LEFT JOIN
RIGHT JOIN
FULL JOIN
OUTER JOINS
NATURAL JOIN
Aliases for tables
20. Aliases in self-joins

## Instruction

That's right! Aliases are also convenient in other situations. Let's analyze the following situation:

We want to put information about children and their mothers into a database. At some point, we would also like to show children together with their mothers using a join.

Let's say we store both children and mothers in the same table person which has a column mother_id. This column contains the id of the person who has the mother and this id is taken from the very same table person.

The question is: can we join the person table with the person table? The answer is simple: yes, we can! You can't write

person JOIN person

in your SQL query, but you can provide two different aliases for the same table:

SELECT *
FROM person AS p1
JOIN person AS p2
ON p1.id = p2.mother_id;


Thanks to the aliases, the database engine will use the same table person twice – the first time to look for children and the second time to look for their mothers.

## Exercise

We want to know who lives with the student Jack Pearson in the same room. Use self-joining to show all the columns for the student Jack Pearson together with all the columns for each student living with him in the same room.

Remember to exclude Jack Pearson himself from the result!

### Stuck? Here's a hint!

Type:
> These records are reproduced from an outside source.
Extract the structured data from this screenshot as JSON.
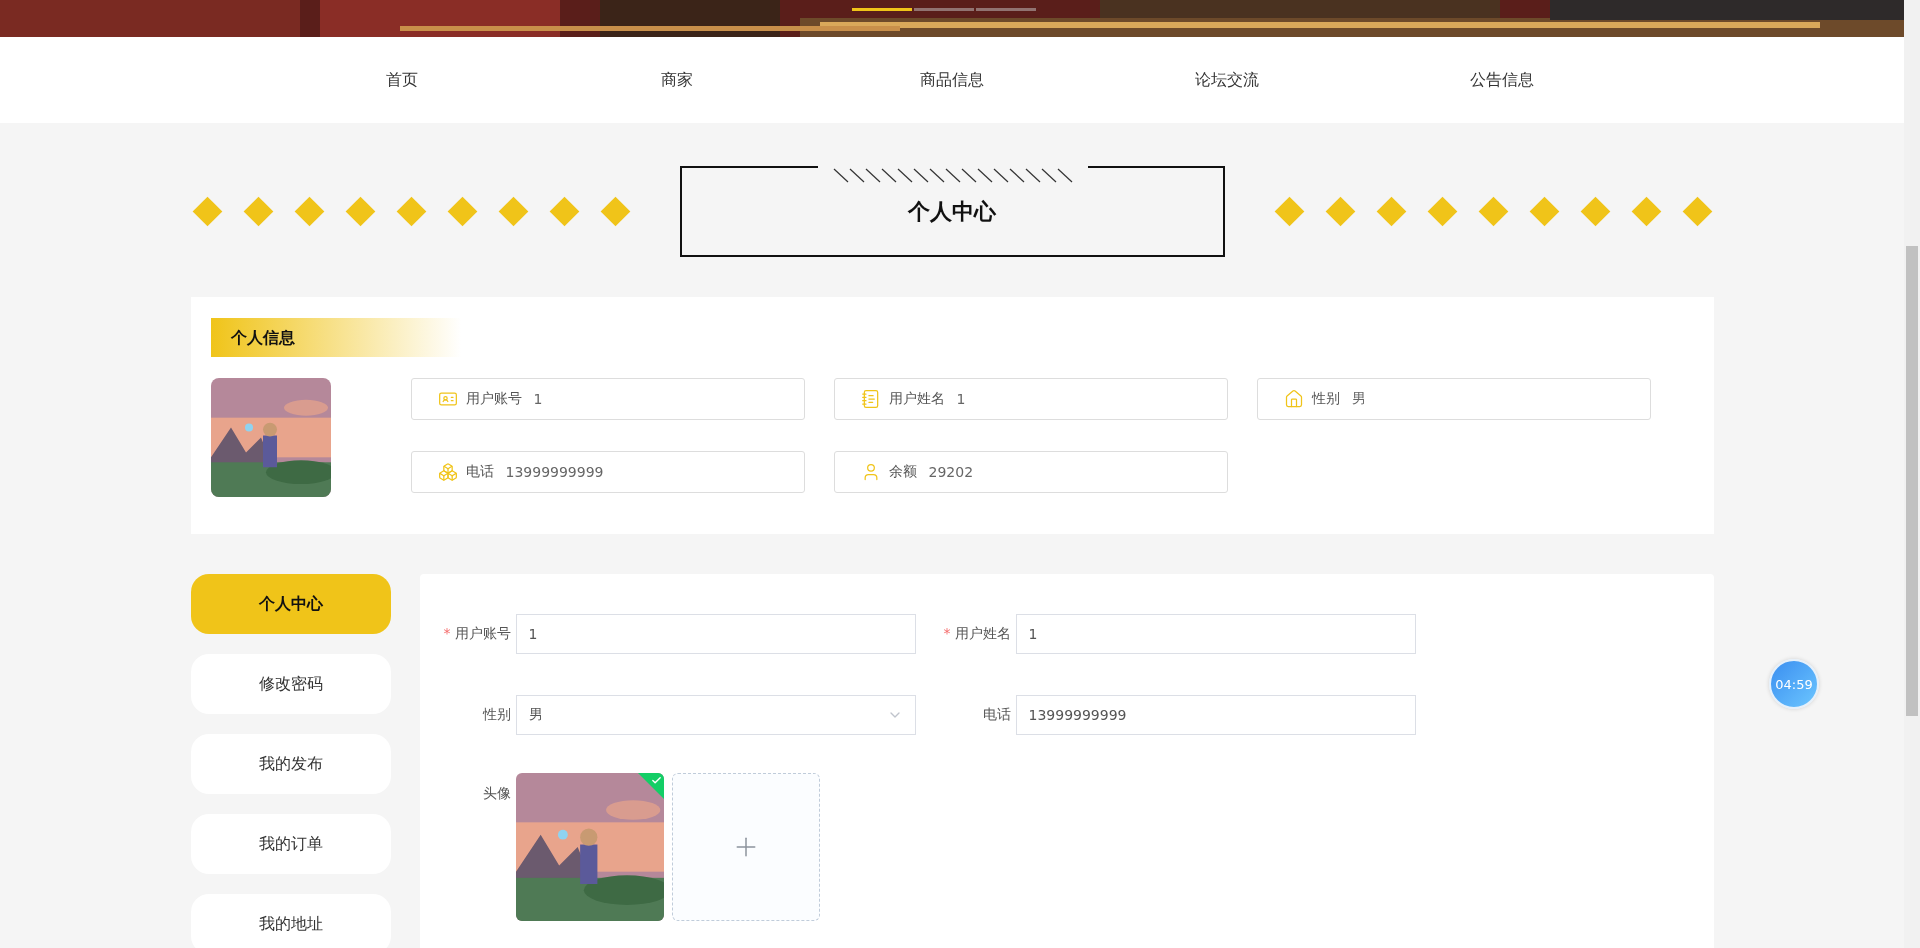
{
  "banner": {
    "kind": "picture",
    "indicators": [
      {
        "selected": true
      },
      {
        "selected": false
      },
      {
        "selected": false
      }
    ]
  },
  "nav": [
    "首页",
    "商家",
    "商品信息",
    "论坛交流",
    "公告信息"
  ],
  "page_title": "个人中心",
  "profile_card": {
    "title": "个人信息",
    "fields": [
      {
        "label": "用户账号",
        "value": "1"
      },
      {
        "label": "用户姓名",
        "value": "1"
      },
      {
        "label": "性别",
        "value": "男"
      },
      {
        "label": "电话",
        "value": "13999999999"
      },
      {
        "label": "余额",
        "value": "29202"
      }
    ]
  },
  "side_menu": [
    {
      "label": "个人中心",
      "selected": true
    },
    {
      "label": "修改密码",
      "selected": false
    },
    {
      "label": "我的发布",
      "selected": false
    },
    {
      "label": "我的订单",
      "selected": false
    },
    {
      "label": "我的地址",
      "selected": false
    }
  ],
  "form": {
    "required_mark": "*",
    "fields": [
      {
        "label": "用户账号",
        "required": true,
        "kind": "text",
        "value": "1"
      },
      {
        "label": "用户姓名",
        "required": true,
        "kind": "text",
        "value": "1"
      },
      {
        "label": "性别",
        "required": false,
        "kind": "select",
        "value": "男"
      },
      {
        "label": "电话",
        "required": false,
        "kind": "text",
        "value": "13999999999"
      }
    ],
    "avatar": {
      "label": "头像",
      "uploaded": true
    }
  },
  "timer": "04:59"
}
SELECT *
FROM student AS s1
JOIN student AS s2
ON s1.room_id = s2.room_id
WHERE s1.name = 'Jack Pearson'
AND s1.id <> s2.id;